How to speed read to improve your IELTS reading score
Do you have problems with timing in the reading test and find it difficult to finish the reading paper or answer all the questions in 60 minutes? Well, you are not alone, lots of candidates find timing to be a challenge with the reading paper, as you only have about 90 seconds to answer each question. They either run out of time and leave questions blank, or don’t leave enough time at the end to check they have spelt their answers correctly, and lose marks. However, if you train your brain to read more quickly by using speed-reading techniques, it is possible to finish the paper with time to spare to check your answers and potentially get a higher score.
However, speed-reading doesn’t mean reading every single word more quickly, in fact it’s about using techniques to pick out the important words and phrases in a text, so you can actually understand the main ideas in the text more quickly. Developing your speed-reading skills, will not only help you with the IELTS test but will be valuable in other areas of your life, as anyone who has ever studied or worked in an environment where they have to assimilate large amounts of information, will tell you.
The first thing to understand is that the way you read a passage for the IELTS test is not the same as when you read an article or a novel in English; here you would normally read slowly and methodically, maybe stopping to look up a new word or to record new vocabulary in a notebook. Reading like this will help improve your vocabulary and your English in general but it won’t help you finish the paper in time. Advanced students often make the mistake of spending too much time reading the text, trying to understand the meaning of every single word, believing this will help them answer the questions, only to panic when they see the clock ticking down! Also, some candidates unconsciously read the passage aloud in their head, pronouncing every word, which means they also end up reading much more slowly than they realise.
One aspect of speed-reading is ‘skimming’ which simply means reading a long text quickly, in order to get an overall understanding of its content and structure. You do this by focusing on the key words, or content words, and ignoring all the extra ones. This is actually something we do a lot in everyday life, whenever we scroll through the messages on our phones or ‘flick’ through a newspaper, deciding what article or news story is interesting enough for us to want to read it more closely.
So, in the test, you should aim to spend no more than 3 minutes looking at the title of the passage, any headings, the questions, and skim reading the whole text. Whilst skimming you should also underline or highlight names, dates, places, and any other key information, to help you navigate your way around the text, when you start answering the questions.
If you find it difficult to skim read, or are tempted to read every word, try the following to find out which technique helps you read and grasp the general idea of a text more quickly:
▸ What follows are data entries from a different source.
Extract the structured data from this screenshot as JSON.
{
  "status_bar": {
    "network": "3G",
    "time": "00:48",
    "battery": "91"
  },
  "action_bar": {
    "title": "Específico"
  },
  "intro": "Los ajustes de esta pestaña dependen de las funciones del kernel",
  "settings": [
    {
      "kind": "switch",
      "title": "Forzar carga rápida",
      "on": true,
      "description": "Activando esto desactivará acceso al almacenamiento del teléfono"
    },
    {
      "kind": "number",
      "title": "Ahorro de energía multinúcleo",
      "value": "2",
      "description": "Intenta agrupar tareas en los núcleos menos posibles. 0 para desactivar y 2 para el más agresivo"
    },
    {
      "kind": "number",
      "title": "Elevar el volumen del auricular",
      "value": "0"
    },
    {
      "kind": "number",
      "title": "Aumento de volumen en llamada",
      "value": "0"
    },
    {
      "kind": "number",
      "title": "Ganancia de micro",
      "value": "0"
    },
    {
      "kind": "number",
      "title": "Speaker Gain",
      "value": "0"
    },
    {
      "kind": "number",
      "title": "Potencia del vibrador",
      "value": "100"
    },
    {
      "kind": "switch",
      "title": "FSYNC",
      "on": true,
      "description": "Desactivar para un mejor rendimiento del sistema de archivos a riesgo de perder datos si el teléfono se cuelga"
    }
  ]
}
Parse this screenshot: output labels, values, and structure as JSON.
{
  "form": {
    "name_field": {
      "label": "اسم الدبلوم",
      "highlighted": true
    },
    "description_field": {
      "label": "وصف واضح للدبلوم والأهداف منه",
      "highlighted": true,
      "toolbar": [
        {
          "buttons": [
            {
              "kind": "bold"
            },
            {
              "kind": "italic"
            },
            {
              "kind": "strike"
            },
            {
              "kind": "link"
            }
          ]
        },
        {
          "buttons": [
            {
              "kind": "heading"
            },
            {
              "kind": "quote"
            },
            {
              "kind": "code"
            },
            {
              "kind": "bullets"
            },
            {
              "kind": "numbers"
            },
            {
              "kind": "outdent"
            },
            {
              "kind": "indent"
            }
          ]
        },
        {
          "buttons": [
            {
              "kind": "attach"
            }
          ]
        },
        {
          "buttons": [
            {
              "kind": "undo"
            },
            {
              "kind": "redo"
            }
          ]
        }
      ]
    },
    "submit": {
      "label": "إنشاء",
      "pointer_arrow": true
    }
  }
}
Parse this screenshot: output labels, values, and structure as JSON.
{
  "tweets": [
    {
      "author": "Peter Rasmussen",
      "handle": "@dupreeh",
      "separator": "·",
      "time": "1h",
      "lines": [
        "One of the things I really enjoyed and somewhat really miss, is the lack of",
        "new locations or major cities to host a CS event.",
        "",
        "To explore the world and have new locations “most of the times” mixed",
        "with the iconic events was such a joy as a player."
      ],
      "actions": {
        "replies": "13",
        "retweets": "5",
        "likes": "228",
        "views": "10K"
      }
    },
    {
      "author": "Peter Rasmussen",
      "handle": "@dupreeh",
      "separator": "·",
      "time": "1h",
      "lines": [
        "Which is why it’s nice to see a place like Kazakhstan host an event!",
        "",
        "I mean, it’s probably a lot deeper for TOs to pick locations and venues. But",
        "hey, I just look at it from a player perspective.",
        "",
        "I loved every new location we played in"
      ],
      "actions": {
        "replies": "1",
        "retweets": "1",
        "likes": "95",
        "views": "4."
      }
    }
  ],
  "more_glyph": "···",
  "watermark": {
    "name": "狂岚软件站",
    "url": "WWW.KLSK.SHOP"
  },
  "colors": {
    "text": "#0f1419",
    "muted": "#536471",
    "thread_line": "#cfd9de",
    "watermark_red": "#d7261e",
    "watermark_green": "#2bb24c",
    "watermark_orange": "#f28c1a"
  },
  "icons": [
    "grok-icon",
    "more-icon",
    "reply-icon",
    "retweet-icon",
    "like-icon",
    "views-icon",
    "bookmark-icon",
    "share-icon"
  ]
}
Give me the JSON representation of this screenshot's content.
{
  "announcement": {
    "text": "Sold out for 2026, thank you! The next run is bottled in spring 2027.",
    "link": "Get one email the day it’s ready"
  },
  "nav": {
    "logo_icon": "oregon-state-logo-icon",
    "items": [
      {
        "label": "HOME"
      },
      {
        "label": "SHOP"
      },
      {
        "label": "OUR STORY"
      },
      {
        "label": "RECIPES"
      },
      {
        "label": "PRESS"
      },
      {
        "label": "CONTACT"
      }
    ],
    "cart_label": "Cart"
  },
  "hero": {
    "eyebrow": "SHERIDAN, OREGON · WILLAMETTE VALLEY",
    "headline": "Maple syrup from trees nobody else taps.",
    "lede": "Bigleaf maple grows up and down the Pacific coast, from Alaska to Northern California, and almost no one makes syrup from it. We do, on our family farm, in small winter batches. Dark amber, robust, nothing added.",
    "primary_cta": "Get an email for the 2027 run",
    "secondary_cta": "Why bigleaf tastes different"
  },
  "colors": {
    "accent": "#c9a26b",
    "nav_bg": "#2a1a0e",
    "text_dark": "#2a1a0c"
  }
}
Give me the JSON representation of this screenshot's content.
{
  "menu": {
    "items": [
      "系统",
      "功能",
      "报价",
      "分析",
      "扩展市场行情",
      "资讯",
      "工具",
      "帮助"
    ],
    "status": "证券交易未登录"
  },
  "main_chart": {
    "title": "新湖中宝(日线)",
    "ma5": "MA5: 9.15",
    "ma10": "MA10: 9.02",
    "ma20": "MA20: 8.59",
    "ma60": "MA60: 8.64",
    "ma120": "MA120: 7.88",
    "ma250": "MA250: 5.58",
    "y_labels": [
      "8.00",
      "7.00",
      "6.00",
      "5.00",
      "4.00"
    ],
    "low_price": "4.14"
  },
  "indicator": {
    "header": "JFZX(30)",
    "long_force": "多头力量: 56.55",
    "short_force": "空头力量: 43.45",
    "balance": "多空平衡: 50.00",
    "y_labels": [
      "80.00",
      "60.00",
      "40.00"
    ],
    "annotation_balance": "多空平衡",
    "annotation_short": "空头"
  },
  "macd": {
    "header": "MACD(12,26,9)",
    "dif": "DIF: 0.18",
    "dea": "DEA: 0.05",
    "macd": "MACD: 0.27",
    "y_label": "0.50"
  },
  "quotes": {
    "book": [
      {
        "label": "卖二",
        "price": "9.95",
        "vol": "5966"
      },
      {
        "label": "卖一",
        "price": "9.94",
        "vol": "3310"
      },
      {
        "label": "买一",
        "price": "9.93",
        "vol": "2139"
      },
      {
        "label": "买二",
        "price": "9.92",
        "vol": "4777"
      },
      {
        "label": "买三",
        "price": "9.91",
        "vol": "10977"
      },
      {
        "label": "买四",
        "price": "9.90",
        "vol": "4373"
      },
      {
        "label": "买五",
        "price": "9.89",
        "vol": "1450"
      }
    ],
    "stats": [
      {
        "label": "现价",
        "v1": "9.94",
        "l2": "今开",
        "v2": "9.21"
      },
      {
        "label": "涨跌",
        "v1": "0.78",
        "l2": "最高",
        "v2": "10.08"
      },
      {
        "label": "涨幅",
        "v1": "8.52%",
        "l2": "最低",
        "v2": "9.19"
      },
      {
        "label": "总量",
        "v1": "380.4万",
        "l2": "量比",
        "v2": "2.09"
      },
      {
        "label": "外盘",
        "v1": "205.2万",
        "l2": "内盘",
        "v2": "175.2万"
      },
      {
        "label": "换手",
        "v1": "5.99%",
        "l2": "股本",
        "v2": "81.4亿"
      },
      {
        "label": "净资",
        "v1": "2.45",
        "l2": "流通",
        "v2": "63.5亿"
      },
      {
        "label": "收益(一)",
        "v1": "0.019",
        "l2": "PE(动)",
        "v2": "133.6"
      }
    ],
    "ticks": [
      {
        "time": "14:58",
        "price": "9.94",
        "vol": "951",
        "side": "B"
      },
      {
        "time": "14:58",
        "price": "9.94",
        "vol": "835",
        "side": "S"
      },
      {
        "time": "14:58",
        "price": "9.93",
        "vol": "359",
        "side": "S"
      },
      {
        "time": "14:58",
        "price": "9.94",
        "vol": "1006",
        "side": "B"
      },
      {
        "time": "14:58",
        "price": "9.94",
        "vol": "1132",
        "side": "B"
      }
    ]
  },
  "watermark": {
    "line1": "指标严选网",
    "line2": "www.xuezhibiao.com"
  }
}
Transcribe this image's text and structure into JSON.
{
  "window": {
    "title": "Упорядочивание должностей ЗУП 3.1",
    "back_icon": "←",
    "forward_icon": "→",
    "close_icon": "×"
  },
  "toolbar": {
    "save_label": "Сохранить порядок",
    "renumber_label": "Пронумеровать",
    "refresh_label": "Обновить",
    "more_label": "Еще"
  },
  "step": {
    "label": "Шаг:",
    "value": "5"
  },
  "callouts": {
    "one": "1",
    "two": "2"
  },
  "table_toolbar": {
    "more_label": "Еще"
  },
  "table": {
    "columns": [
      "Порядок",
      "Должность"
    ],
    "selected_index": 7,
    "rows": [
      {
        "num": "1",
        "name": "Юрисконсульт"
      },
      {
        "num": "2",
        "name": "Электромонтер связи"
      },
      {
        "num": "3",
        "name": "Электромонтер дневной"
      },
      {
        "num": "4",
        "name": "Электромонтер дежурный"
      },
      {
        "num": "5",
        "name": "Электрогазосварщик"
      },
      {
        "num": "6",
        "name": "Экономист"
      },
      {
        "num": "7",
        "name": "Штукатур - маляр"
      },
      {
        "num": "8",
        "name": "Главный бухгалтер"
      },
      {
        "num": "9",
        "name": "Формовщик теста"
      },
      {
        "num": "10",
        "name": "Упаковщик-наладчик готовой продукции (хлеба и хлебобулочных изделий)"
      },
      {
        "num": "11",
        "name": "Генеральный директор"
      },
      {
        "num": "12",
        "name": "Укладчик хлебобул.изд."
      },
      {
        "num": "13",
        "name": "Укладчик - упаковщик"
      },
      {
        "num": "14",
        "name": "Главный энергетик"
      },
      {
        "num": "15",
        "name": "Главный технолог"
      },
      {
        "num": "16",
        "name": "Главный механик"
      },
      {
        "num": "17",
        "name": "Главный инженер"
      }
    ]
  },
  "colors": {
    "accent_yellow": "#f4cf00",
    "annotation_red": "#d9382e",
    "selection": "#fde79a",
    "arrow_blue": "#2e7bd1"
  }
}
Read the title and the first sentence and last sentence of each paragraph to get the main idea or the ‘gist’ of the passage.
Take a paragraph and underline the nouns and verbs ignoring everything else.
Read phrases and not individual words by jumping over words or make your eyes focus on groups of words.
Use your finger to sweep along the line as you read so your eyes move as quickly as your finger does.
Hold a pencil below the line you’re reading and move it down the page as you read.
Whatever you do don’t re-read a sentence you have already read, or allow words or phrases you are not familiar with to distract you, instead if you’re practising at home, write them down and look them up afterwards.
Another feature of speed-reading is scanning, which is about locating specific information as quickly as possible by running your eyes over a page of text in a ‘zig-zag ‘ pattern or from right to left or top to bottom, it doesn’t matter how you do it. The idea is to find the part of the text that contains a key word or synonym from the question you’re answering and then read this part of the text carefully. For example, if the question involves a date this should be easy, as you should have already underlined this information when you were skim reading. Remember, when scanning the text, most of the answers are in order, so if you find the answer to number 1 then the passage containing the answer to number 2 will come after, so you don’t need to keep re- reading the text. Also, some paragraphs might contain the answers to several questions and some may not contain any answers.
To practise scanning, you could ask a friend to give you a list of words from a passage, for you to find as quickly as possible or, if you have a study partner, you could have a scanning race and each pick out 10 words from a text, swop them and see who can find theirs the quickest! Or, if you are studying on your own, have a look at this BBC website for some great worksheets and practice exercises.
As you start to read faster, you will find that skimming and scanning will become more natural, so it really is worth becoming aware of and practising these two skills as part of your preparation, to make sure that you achieve your best possible score in the IELTS reading paper.
Jane Prescott is an experienced English language teacher [CELTA qualified] specialising in teaching IELTS. Having taught for many years in language schools in London, she now runs Kingscote English, a private language school based in South West London providing personal, flexible and affordable lessons for Adults and Au pairs.
She also worked for many years as a Supervisor for the IELTS exam, which has given her an insight and unique perspective on the exam, experiencing it from a candidate’s point of view, seeing first hand common errors, and also the effectiveness of the different exam strategies, commonly taught to students.